Available data:

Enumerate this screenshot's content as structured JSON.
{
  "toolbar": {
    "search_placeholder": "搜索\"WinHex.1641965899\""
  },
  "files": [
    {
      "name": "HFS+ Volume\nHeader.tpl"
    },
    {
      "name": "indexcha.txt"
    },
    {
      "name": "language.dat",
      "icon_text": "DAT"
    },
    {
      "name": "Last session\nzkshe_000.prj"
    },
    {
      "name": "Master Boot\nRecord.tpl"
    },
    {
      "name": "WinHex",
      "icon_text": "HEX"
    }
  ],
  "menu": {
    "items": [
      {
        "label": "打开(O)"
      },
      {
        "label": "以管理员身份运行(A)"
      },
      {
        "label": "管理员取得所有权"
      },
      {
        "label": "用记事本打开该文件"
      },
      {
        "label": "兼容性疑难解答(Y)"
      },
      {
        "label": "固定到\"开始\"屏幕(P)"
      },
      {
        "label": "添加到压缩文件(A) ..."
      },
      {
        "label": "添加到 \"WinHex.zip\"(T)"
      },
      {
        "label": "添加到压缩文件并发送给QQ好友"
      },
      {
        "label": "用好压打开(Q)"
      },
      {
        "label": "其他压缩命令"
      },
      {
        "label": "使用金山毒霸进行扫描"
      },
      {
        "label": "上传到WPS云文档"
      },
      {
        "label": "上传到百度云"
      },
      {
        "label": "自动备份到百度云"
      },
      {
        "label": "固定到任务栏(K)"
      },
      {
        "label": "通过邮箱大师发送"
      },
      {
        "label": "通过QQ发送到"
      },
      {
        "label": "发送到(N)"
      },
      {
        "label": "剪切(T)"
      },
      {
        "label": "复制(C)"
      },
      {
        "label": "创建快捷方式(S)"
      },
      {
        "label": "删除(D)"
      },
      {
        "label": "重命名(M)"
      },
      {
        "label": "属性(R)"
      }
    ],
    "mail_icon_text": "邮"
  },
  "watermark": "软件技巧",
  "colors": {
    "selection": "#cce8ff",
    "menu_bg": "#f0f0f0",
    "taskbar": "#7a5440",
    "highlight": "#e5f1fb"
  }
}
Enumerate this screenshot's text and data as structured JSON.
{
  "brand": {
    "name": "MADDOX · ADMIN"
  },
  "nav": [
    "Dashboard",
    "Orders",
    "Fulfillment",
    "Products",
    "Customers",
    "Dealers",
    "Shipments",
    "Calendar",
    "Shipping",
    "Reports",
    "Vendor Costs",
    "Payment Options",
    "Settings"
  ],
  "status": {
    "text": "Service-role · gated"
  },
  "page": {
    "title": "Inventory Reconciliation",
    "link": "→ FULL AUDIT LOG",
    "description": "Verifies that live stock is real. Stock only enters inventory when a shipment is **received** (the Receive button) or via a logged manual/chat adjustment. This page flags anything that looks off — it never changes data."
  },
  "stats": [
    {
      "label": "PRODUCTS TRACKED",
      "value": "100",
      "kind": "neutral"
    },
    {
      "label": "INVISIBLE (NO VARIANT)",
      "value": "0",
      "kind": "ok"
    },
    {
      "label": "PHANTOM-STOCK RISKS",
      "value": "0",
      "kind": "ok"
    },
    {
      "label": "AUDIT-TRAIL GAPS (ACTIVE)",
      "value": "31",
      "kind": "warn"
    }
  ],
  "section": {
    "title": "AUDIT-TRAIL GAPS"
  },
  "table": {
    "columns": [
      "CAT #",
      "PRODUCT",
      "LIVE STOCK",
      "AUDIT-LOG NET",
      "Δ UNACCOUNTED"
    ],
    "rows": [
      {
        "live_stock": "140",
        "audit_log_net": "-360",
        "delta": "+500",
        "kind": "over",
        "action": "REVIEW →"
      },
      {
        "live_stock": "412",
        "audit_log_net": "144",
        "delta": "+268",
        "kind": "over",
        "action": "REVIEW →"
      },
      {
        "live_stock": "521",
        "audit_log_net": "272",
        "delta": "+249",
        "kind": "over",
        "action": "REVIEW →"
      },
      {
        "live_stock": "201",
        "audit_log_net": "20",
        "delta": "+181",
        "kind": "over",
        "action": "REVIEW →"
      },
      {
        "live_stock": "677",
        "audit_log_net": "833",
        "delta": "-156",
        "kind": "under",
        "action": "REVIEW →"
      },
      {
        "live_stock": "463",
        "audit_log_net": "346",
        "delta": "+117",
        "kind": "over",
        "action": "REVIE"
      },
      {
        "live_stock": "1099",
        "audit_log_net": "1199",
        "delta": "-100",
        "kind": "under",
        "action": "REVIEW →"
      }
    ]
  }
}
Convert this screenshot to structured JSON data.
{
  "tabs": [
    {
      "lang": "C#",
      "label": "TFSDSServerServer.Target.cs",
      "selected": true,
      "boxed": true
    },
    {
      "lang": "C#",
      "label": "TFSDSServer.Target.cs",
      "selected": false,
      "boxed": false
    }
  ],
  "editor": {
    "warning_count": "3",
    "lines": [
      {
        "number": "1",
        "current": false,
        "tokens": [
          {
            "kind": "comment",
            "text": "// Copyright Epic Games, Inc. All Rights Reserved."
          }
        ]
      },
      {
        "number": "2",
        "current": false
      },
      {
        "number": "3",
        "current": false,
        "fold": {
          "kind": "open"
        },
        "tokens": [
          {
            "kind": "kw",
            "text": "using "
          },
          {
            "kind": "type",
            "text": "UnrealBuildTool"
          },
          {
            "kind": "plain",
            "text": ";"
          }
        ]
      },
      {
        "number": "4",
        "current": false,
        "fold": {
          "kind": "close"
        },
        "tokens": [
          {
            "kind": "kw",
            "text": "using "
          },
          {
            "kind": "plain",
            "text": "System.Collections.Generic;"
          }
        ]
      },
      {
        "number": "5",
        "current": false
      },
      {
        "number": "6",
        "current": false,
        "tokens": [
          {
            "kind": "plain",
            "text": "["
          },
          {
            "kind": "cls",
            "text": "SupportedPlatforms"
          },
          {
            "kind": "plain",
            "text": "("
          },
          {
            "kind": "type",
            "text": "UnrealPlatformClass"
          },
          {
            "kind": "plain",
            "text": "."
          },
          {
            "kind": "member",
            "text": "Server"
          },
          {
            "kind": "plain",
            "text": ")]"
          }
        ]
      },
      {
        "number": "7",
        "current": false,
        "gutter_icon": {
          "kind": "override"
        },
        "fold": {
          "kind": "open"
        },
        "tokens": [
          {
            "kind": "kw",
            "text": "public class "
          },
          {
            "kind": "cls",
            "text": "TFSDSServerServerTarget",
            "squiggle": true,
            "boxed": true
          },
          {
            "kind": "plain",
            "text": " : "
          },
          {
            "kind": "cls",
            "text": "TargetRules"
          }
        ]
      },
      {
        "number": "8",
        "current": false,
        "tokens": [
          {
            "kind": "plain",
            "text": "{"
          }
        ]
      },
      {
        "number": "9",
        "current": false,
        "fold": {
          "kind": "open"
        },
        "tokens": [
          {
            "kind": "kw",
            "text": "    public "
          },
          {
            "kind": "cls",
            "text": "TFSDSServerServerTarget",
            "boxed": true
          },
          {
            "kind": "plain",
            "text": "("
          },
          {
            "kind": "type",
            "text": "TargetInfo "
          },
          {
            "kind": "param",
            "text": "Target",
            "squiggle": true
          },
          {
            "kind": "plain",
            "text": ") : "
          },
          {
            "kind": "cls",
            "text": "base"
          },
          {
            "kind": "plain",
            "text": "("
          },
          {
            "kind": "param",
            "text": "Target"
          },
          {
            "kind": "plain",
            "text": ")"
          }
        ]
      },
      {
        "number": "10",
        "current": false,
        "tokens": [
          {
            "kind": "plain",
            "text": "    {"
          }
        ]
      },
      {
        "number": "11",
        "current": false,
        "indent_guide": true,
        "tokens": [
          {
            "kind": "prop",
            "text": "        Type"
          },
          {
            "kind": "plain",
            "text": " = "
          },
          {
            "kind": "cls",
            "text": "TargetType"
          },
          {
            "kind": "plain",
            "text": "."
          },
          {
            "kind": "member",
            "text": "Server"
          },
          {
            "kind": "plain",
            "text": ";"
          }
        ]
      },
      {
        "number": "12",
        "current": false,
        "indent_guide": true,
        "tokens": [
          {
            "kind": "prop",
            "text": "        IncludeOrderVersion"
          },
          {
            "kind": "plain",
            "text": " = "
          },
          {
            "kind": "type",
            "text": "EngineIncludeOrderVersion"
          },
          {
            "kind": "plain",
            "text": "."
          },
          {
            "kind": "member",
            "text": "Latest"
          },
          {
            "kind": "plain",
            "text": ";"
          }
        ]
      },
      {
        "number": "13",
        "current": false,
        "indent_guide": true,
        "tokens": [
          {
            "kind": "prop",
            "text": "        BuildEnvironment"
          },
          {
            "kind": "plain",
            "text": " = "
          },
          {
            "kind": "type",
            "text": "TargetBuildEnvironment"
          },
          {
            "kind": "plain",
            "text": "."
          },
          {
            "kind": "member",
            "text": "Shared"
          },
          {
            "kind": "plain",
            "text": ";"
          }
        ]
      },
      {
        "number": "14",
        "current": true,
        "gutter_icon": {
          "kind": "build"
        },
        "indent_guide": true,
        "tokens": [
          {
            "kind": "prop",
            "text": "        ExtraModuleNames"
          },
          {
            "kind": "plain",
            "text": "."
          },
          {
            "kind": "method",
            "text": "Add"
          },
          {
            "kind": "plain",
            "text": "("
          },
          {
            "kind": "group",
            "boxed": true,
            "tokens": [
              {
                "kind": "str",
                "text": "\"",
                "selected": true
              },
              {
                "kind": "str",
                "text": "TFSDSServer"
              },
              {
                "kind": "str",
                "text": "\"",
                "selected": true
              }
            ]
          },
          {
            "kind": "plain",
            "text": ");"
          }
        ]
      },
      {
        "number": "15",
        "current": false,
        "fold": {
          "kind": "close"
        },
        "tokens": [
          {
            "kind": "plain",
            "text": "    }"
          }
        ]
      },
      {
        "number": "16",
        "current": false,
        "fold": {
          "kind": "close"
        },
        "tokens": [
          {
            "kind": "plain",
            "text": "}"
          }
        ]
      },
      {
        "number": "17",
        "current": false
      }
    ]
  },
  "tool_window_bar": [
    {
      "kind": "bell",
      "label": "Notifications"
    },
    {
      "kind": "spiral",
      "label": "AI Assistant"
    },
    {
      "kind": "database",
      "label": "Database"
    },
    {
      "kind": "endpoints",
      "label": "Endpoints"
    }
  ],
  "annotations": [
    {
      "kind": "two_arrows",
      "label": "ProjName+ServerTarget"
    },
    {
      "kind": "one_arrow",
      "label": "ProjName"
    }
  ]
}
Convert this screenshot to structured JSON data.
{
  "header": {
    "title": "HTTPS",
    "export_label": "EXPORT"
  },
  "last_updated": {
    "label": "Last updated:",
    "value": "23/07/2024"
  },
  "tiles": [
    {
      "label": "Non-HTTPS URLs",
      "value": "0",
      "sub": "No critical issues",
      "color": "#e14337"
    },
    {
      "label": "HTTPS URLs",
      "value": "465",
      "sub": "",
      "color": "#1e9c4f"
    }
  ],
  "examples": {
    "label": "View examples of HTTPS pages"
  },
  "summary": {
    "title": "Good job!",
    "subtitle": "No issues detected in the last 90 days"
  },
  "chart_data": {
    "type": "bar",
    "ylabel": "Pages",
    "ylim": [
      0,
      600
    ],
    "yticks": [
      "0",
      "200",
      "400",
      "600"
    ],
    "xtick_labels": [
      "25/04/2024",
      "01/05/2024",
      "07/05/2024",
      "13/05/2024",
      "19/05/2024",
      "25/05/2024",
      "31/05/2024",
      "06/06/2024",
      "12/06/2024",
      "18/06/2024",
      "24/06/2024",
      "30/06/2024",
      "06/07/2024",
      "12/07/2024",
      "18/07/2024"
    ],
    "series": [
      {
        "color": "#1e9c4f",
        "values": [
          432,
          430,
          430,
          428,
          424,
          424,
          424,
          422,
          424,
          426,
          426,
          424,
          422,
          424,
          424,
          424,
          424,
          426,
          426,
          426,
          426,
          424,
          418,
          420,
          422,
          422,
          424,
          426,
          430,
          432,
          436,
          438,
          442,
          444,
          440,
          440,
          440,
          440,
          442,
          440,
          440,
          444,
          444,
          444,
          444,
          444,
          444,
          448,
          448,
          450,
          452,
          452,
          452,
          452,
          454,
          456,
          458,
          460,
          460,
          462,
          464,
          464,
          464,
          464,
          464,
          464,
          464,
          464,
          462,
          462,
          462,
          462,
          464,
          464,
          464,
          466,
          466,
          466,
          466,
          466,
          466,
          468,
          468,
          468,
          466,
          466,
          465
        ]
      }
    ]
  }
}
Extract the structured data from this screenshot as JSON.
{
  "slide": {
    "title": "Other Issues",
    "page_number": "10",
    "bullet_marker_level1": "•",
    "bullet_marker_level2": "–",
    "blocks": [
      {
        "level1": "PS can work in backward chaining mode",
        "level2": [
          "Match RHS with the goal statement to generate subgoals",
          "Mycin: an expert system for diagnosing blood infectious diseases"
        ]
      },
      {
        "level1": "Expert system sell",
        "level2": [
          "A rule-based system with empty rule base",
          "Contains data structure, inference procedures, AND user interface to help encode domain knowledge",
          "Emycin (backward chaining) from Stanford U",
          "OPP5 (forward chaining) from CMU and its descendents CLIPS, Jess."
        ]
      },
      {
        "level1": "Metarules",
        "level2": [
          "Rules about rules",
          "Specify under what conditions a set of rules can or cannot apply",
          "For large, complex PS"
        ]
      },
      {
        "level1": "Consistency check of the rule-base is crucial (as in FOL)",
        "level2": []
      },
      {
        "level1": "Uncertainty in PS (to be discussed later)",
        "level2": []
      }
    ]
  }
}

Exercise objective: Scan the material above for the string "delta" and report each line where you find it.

Response to the exercise:
        "delta": "+500",
        "delta": "+268",
        "delta": "+249",
        "delta": "+181",
        "delta": "-156",
        "delta": "+117",
        "delta": "-100",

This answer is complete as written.